On Japanese Meridian Therapy and Pulse Diagnosis

By Julia MacGlashan, L.Ac

Acupuncture in Japan was originally a profession for the blind, which is why Japanese Meridian Therapy (JMT) relies primarily on the sense of touch.  Subtle differences in your pulses and acupuncture meridians provide a wealth of information about what’s going on in your body. Whether you come to the clinic for prematurely graying hair or toe pain, all symptoms arise from substances in the body (qi, blood, fluids) being either weak or stuck.  Ideally everything is supposed to flow like a river. But if you have cold hands and feet, it could mean that the blood in your body is too weak to provide that strong current necessary to fill all the branches, i.e. your fingers and toes. Or, there could be something in the way, blocking the river’s free flow.

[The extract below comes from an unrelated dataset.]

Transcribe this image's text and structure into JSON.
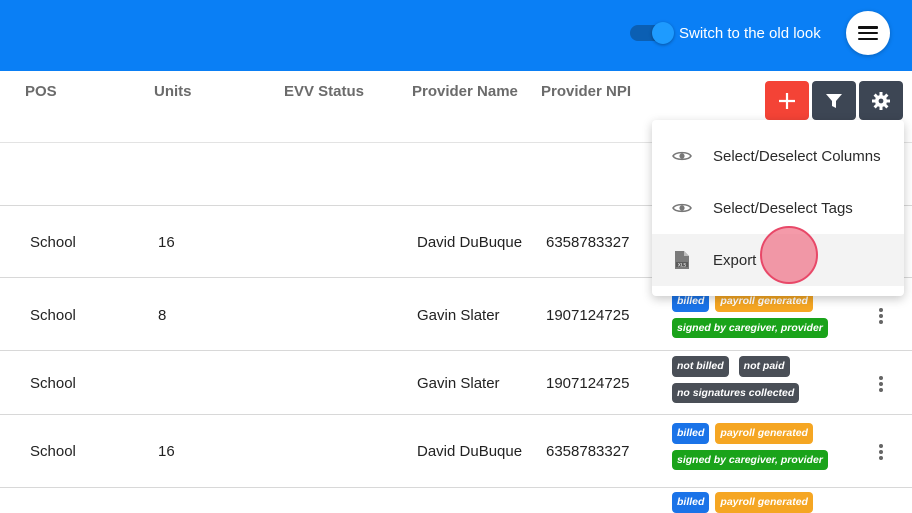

In order to determine where substances are weak or stuck, JMT uses a unique pulse diagnostic system. When I feel your pulses, you’ll notice me moving my fingers around a lot, like I’m using your wrists as a piano. I begin by feeling for overall qualities: depth (floating or sunken), strength (deficient or excess), speed (rapid or slow), and quality (slippery, rough, wiry, or tight). Then to get more specific, there’s an individual position in your pulses for each of your 12 main acupuncture meridians and their corresponding organs. Using this pulse information, I can then select acupuncture points to correct the imbalances in your body.

JMT emphasizes treating the root of a problem first, with the understanding that once you correct the root, the rest of the body can work better to regulate itself.  This means that a lot of the “superficial gunk” is cleared out of your system, so I can focus on what’s important, and not on fixing what your body can fix on its own.  So I start by treating your body’s weakest points, and then voila, things aren’t as stuck anymore. We filled up that river and now it can flow around the boulder, or even wear it down or move it out of the way.

Remembering that Japanese acupuncturists were historically blind, I use palpation to find each acupuncture point, treating points that feel weak or stuck, based on what I felt in the pulses.  I often look for divots along the meridians, spots where your finger seems to sink in a little bit. Those spots need to be “filled up”. Areas that are hard or sensitive when I push on them are often a bit “stuck” and need to be redistributed.  Acupuncture points are a part of your living body, so they can move and change all the time. The point location might shift slightly from one week to the next, and with treatment they’ll start to improve and feel less weak or stuck.

What I love about using a touch-based system is that because the selected points are so specific to your individual body, JMT can utilize more gentle needling techniques.  I don’t need a lot of strong stimulation, because I’ve identified that perfect spot to break open the dam and get things moving. This allows JMT treatments to feel simultaneously simple and powerful.   It’s how I prefer to receive acupuncture, so that’s how I prefer to treat others.

You’ll notice that I always feel the pulses at the beginning AND end of a treatment.  That’s because the pulses give me instant feedback on how your body responded to a treatment.  At the end of your session, your pulses should feel overall more moderate (stronger if they felt weak, softer if they felt wiry, etc).  I’m very stubborn and like your pulses to feel nice, so that might mean you receive just one more acupuncture point to finish balancing everything before you walk out the door.  Happy pulses, happy human!

I’m available for community and private acupuncture appointments on Mondays and Thursdays. I hope to see you all in the new year!